Whitney has a wicked sense of humor – she decides that Pollock was painting expired food in his refrigerator and that the Mona Lisa is smirking at a dirty joke. Just be willing to take her portrayal of Renoir with a grain of salt. Fans might rankle at the concept of a jealous elitist who returns as a body-possessing ghost.
Given the pastry parade, I found myself likening the book to a tray of profiteroles. It was beautiful, sweet, a bit fluffy, and irresistible to devotees, but with some unexpected hollow spots.

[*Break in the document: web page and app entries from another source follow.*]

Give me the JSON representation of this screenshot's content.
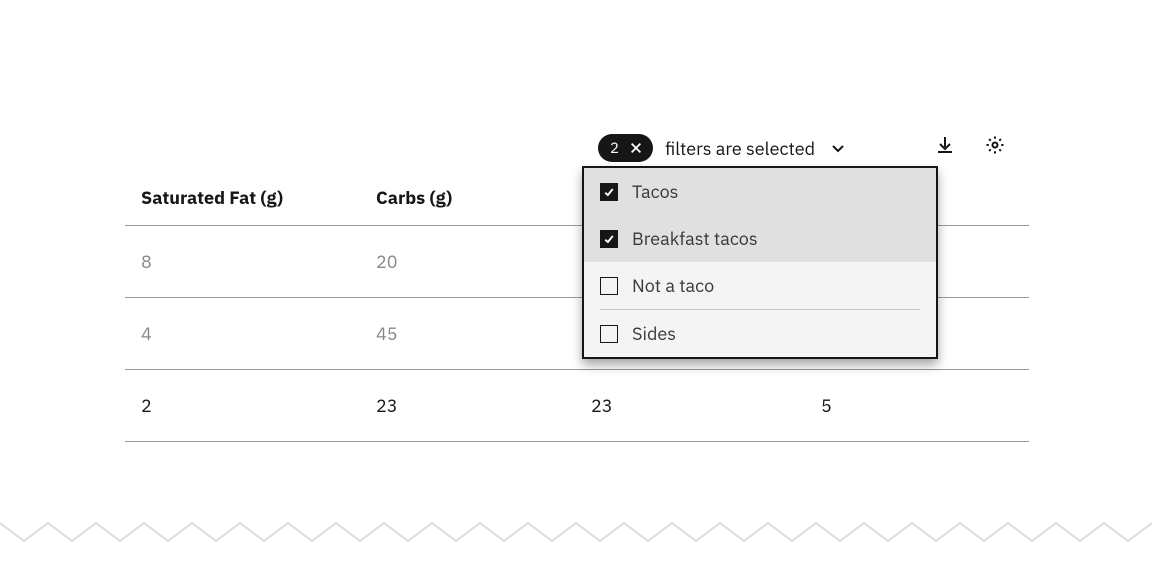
{
  "filter": {
    "count": "2",
    "label": "filters are selected"
  },
  "dropdown": {
    "options": [
      {
        "label": "Tacos",
        "checked": true
      },
      {
        "label": "Breakfast tacos",
        "checked": true
      },
      {
        "label": "Not a taco",
        "checked": false
      },
      {
        "label": "Sides",
        "checked": false
      }
    ]
  },
  "table": {
    "headers": [
      "Saturated Fat (g)",
      "Carbs (g)",
      "",
      ""
    ],
    "rows": [
      [
        "8",
        "20",
        "",
        ""
      ],
      [
        "4",
        "45",
        "",
        ""
      ],
      [
        "2",
        "23",
        "23",
        "5"
      ]
    ]
  }
}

The Parisian teens use a jarring amount of American slang: "mad skills," "hits the spot," "really dig," "goes out on a limb," using “she was all like” instead of “she said.” Julien even orders French fries, which in France, of course, are just "frites" or "pommes frites" (fried potatoes). I love to immerse myself in a novel’s culture and this proved an annoying distraction.
In addition, Clio behaves anachronistically for a 19th-century girl, kissing Julien, using air quotes, and knowing what “clubbing” is without needing to ask. Yet Whitney tries to emphasize that their “cultural touchstones” are different, giving Clio a blank look when Julien mentions Spider-Man. It’s another weak point in an otherwise charming novel.
If you appreciate art history, Paris, or French pastry (and is there really anyone who doesn't?), you’ll enjoy "Starry Nights." Turn on some Eartha Kitt, keep an art history book close by, and read with a warm chocolate croissant.